**Work to be completed**
Return every record below exactly as written, omitting any pictures.

Items from an interface collection
»»
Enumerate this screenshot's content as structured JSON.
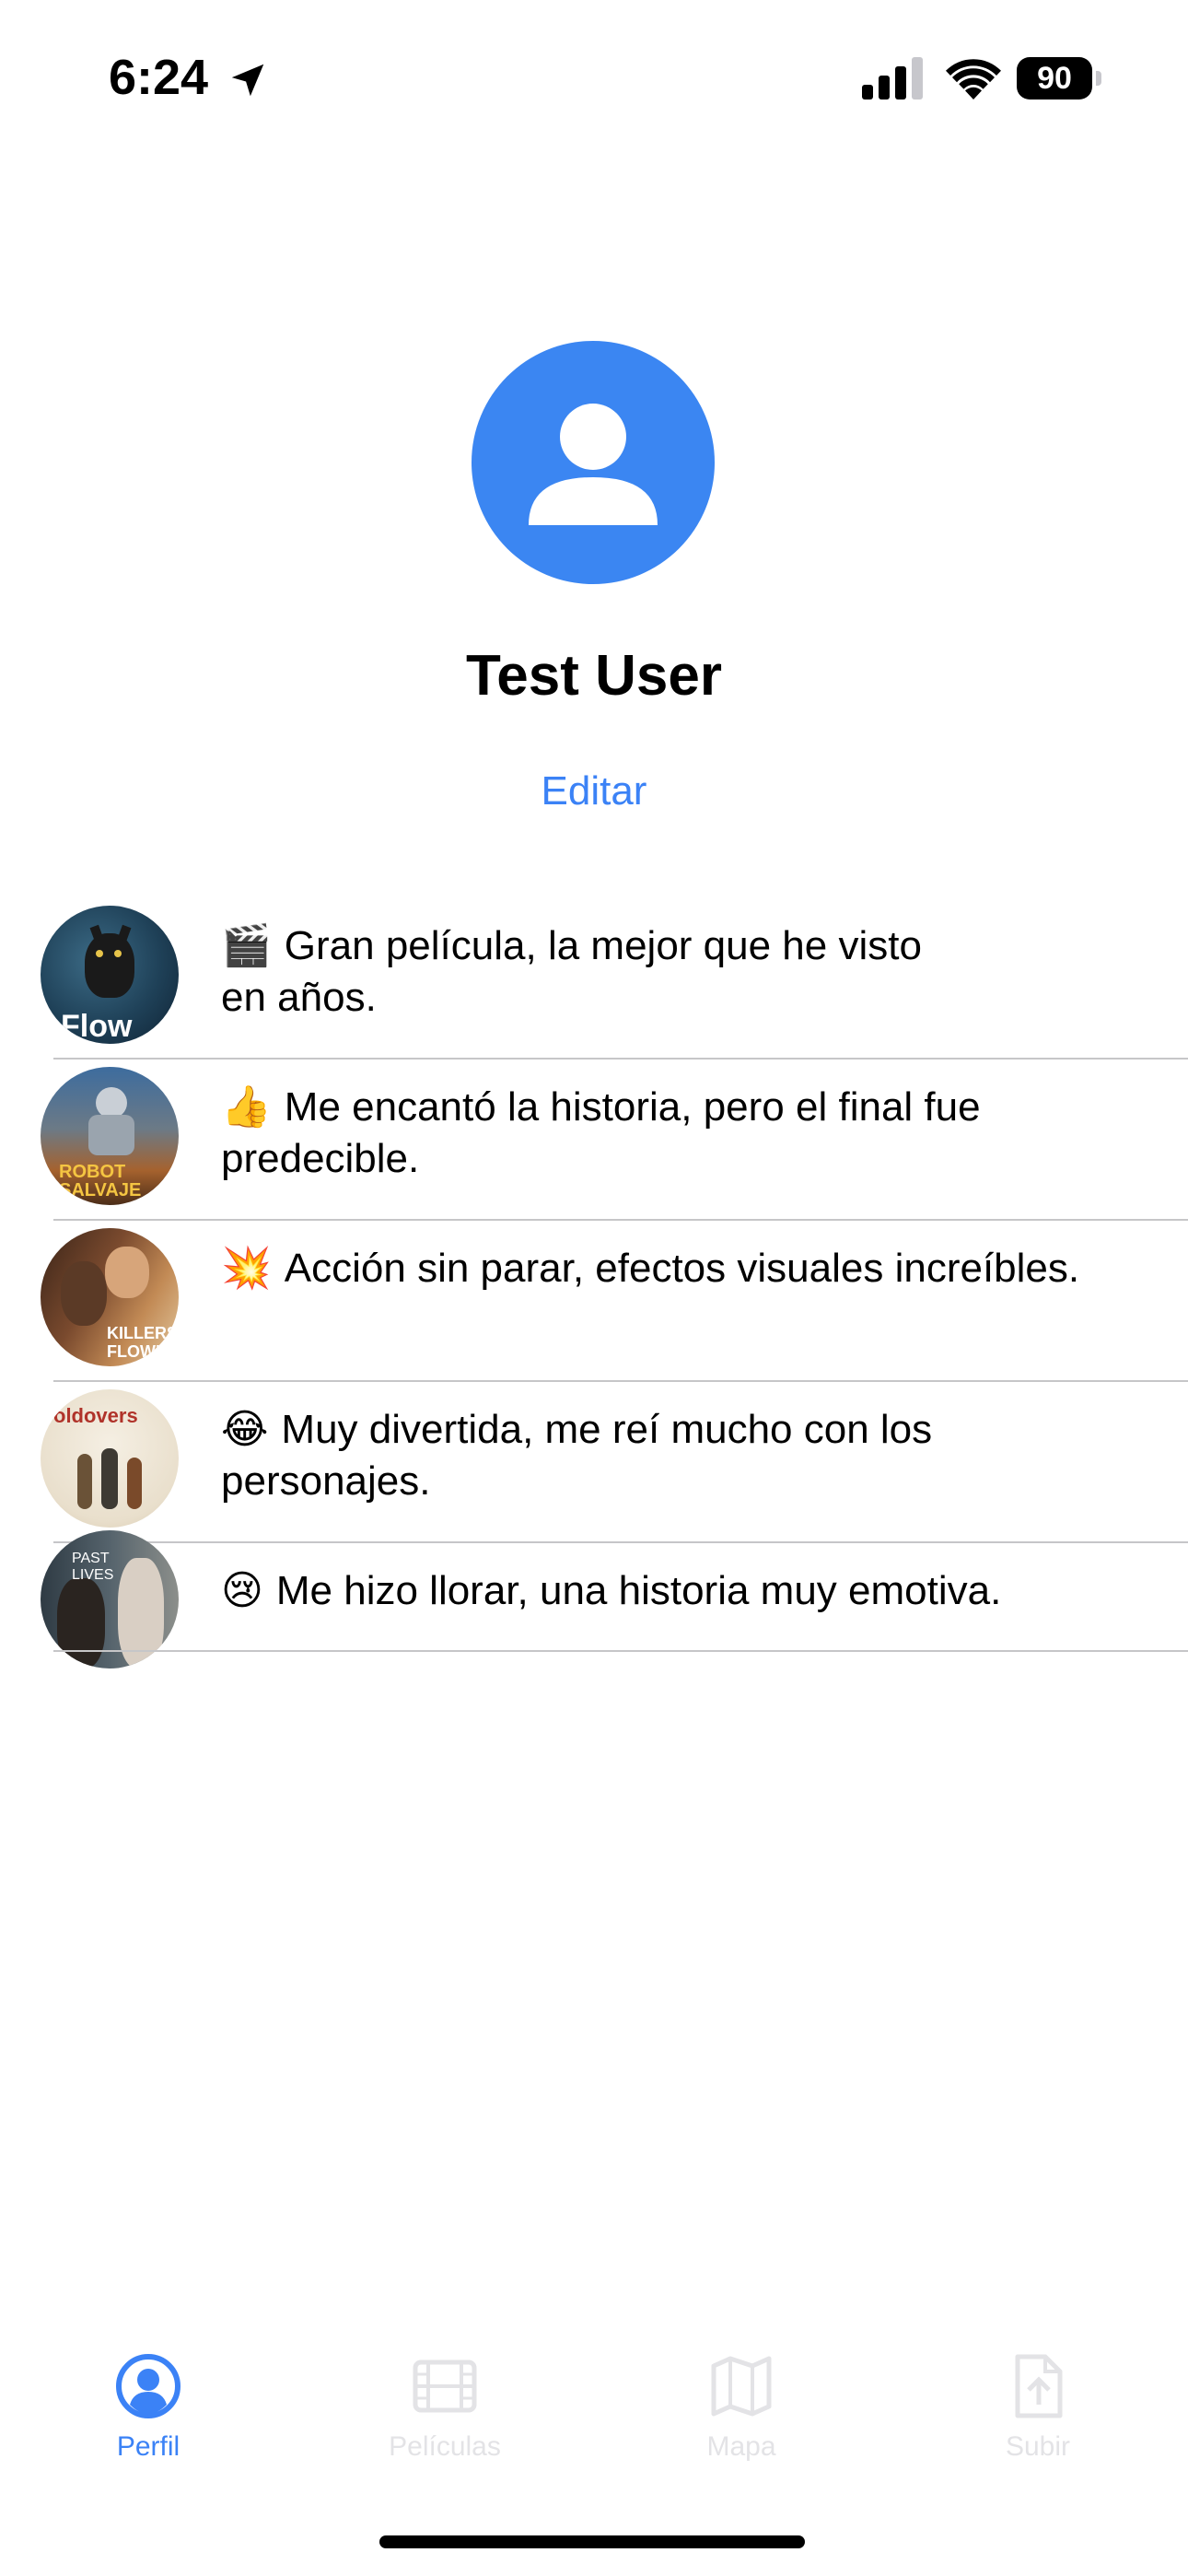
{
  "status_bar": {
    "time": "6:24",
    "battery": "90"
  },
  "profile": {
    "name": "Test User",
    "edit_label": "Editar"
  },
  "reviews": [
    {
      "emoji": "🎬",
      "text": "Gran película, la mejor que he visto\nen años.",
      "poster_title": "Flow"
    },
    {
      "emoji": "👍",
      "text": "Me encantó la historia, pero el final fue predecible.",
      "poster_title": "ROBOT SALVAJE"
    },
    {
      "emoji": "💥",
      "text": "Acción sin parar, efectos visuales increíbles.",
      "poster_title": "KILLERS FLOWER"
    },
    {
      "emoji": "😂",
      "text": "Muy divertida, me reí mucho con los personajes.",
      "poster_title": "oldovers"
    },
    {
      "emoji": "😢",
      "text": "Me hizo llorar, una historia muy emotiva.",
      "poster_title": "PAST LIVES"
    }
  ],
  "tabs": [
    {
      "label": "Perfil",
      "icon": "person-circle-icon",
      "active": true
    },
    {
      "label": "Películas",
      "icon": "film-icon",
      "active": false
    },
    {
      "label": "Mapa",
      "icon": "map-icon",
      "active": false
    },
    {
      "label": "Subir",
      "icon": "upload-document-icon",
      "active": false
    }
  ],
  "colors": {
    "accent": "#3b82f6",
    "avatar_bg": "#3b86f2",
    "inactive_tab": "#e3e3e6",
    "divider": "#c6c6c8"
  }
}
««
**Expected output**
Enumerate this screenshot's content as structured JSON.
{
  "status_bar": {
    "time": "6:24",
    "battery": "90"
  },
  "profile": {
    "name": "Test User",
    "edit_label": "Editar"
  },
  "reviews": [
    {
      "emoji": "🎬",
      "text": "Gran película, la mejor que he visto\nen años.",
      "poster_title": "Flow"
    },
    {
      "emoji": "👍",
      "text": "Me encantó la historia, pero el final fue predecible.",
      "poster_title": "ROBOT SALVAJE"
    },
    {
      "emoji": "💥",
      "text": "Acción sin parar, efectos visuales increíbles.",
      "poster_title": "KILLERS FLOWER"
    },
    {
      "emoji": "😂",
      "text": "Muy divertida, me reí mucho con los personajes.",
      "poster_title": "oldovers"
    },
    {
      "emoji": "😢",
      "text": "Me hizo llorar, una historia muy emotiva.",
      "poster_title": "PAST LIVES"
    }
  ],
  "tabs": [
    {
      "label": "Perfil",
      "icon": "person-circle-icon",
      "active": true
    },
    {
      "label": "Películas",
      "icon": "film-icon",
      "active": false
    },
    {
      "label": "Mapa",
      "icon": "map-icon",
      "active": false
    },
    {
      "label": "Subir",
      "icon": "upload-document-icon",
      "active": false
    }
  ],
  "colors": {
    "accent": "#3b82f6",
    "avatar_bg": "#3b86f2",
    "inactive_tab": "#e3e3e6",
    "divider": "#c6c6c8"
  }
}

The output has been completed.